■ WHAT YOU SHOULD DO: Every word in the data below belongs in your copy, exactly as given; the pictures do not.

──────── EXCERPTED RECORDS

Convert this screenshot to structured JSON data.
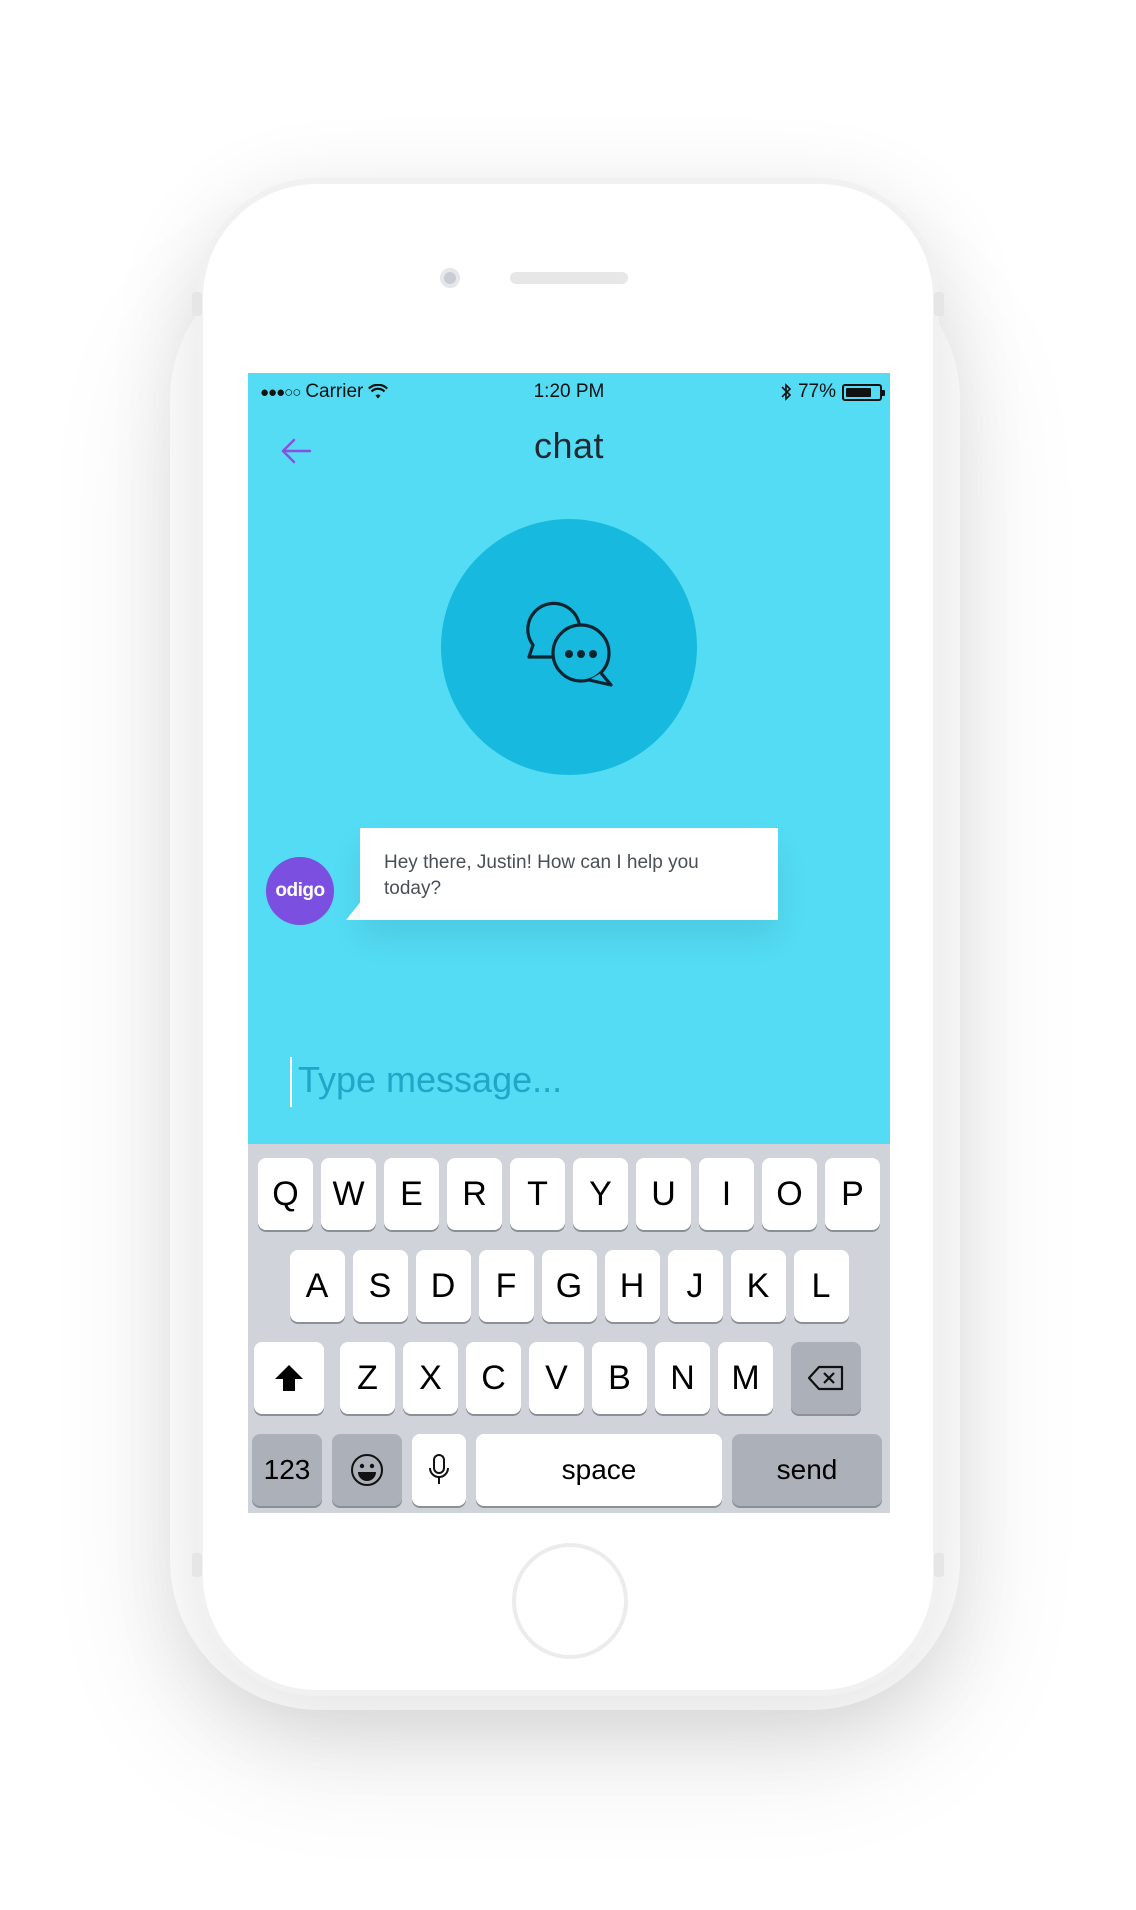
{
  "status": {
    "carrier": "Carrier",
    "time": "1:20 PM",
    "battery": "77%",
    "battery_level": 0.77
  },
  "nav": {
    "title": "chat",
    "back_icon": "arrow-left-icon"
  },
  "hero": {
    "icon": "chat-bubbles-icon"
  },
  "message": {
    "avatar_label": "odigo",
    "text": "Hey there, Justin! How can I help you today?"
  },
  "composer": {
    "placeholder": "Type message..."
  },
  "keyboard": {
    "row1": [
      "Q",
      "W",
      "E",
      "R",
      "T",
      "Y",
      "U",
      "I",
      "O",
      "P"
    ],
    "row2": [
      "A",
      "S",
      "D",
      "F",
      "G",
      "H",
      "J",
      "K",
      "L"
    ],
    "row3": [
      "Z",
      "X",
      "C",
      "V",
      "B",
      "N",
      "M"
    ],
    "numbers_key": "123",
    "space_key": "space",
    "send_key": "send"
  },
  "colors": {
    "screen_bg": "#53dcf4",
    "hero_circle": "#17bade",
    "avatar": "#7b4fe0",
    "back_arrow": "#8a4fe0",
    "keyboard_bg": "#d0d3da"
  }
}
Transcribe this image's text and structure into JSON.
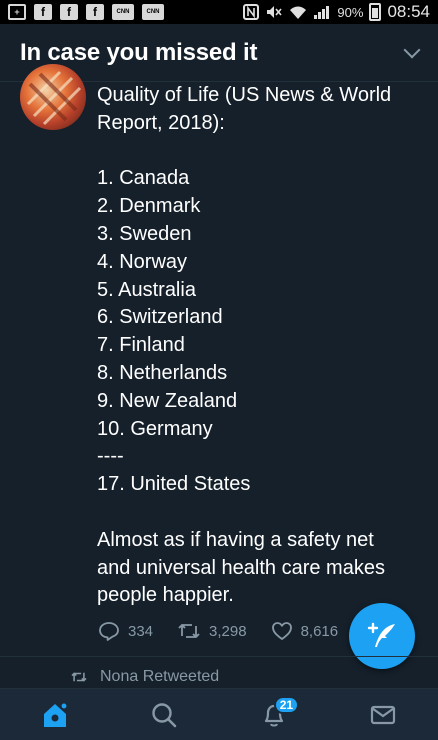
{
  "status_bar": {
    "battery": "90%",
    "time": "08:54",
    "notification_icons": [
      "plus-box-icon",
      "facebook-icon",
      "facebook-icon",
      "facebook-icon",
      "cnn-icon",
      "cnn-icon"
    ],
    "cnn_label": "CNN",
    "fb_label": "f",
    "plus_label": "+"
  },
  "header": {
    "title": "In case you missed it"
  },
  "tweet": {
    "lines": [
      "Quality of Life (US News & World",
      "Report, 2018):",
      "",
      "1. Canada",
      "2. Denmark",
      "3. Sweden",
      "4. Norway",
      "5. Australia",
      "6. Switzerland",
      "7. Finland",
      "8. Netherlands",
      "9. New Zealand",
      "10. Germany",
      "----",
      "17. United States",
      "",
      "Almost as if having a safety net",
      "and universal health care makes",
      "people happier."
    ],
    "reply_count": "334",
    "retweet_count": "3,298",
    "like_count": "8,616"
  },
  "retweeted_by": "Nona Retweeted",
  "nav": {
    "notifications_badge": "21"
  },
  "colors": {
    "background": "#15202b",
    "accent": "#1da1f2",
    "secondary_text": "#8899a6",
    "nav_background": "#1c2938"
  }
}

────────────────

■ OUTPUT BELOW:
Convert this screenshot to structured JSON data.
{
  "status": {
    "carrier": "Carrier",
    "time": "1:20 PM",
    "battery": "77%",
    "battery_level": 0.77
  },
  "nav": {
    "title": "chat",
    "back_icon": "arrow-left-icon"
  },
  "hero": {
    "icon": "chat-bubbles-icon"
  },
  "message": {
    "avatar_label": "odigo",
    "text": "Hey there, Justin! How can I help you today?"
  },
  "composer": {
    "placeholder": "Type message..."
  },
  "keyboard": {
    "row1": [
      "Q",
      "W",
      "E",
      "R",
      "T",
      "Y",
      "U",
      "I",
      "O",
      "P"
    ],
    "row2": [
      "A",
      "S",
      "D",
      "F",
      "G",
      "H",
      "J",
      "K",
      "L"
    ],
    "row3": [
      "Z",
      "X",
      "C",
      "V",
      "B",
      "N",
      "M"
    ],
    "numbers_key": "123",
    "space_key": "space",
    "send_key": "send"
  },
  "colors": {
    "screen_bg": "#53dcf4",
    "hero_circle": "#17bade",
    "avatar": "#7b4fe0",
    "back_arrow": "#8a4fe0",
    "keyboard_bg": "#d0d3da"
  }
}
Transcribe this image's text and structure into JSON.
{
  "status_bar": {
    "battery": "90%",
    "time": "08:54",
    "notification_icons": [
      "plus-box-icon",
      "facebook-icon",
      "facebook-icon",
      "facebook-icon",
      "cnn-icon",
      "cnn-icon"
    ],
    "cnn_label": "CNN",
    "fb_label": "f",
    "plus_label": "+"
  },
  "header": {
    "title": "In case you missed it"
  },
  "tweet": {
    "lines": [
      "Quality of Life (US News & World",
      "Report, 2018):",
      "",
      "1. Canada",
      "2. Denmark",
      "3. Sweden",
      "4. Norway",
      "5. Australia",
      "6. Switzerland",
      "7. Finland",
      "8. Netherlands",
      "9. New Zealand",
      "10. Germany",
      "----",
      "17. United States",
      "",
      "Almost as if having a safety net",
      "and universal health care makes",
      "people happier."
    ],
    "reply_count": "334",
    "retweet_count": "3,298",
    "like_count": "8,616"
  },
  "retweeted_by": "Nona Retweeted",
  "nav": {
    "notifications_badge": "21"
  },
  "colors": {
    "background": "#15202b",
    "accent": "#1da1f2",
    "secondary_text": "#8899a6",
    "nav_background": "#1c2938"
  }
}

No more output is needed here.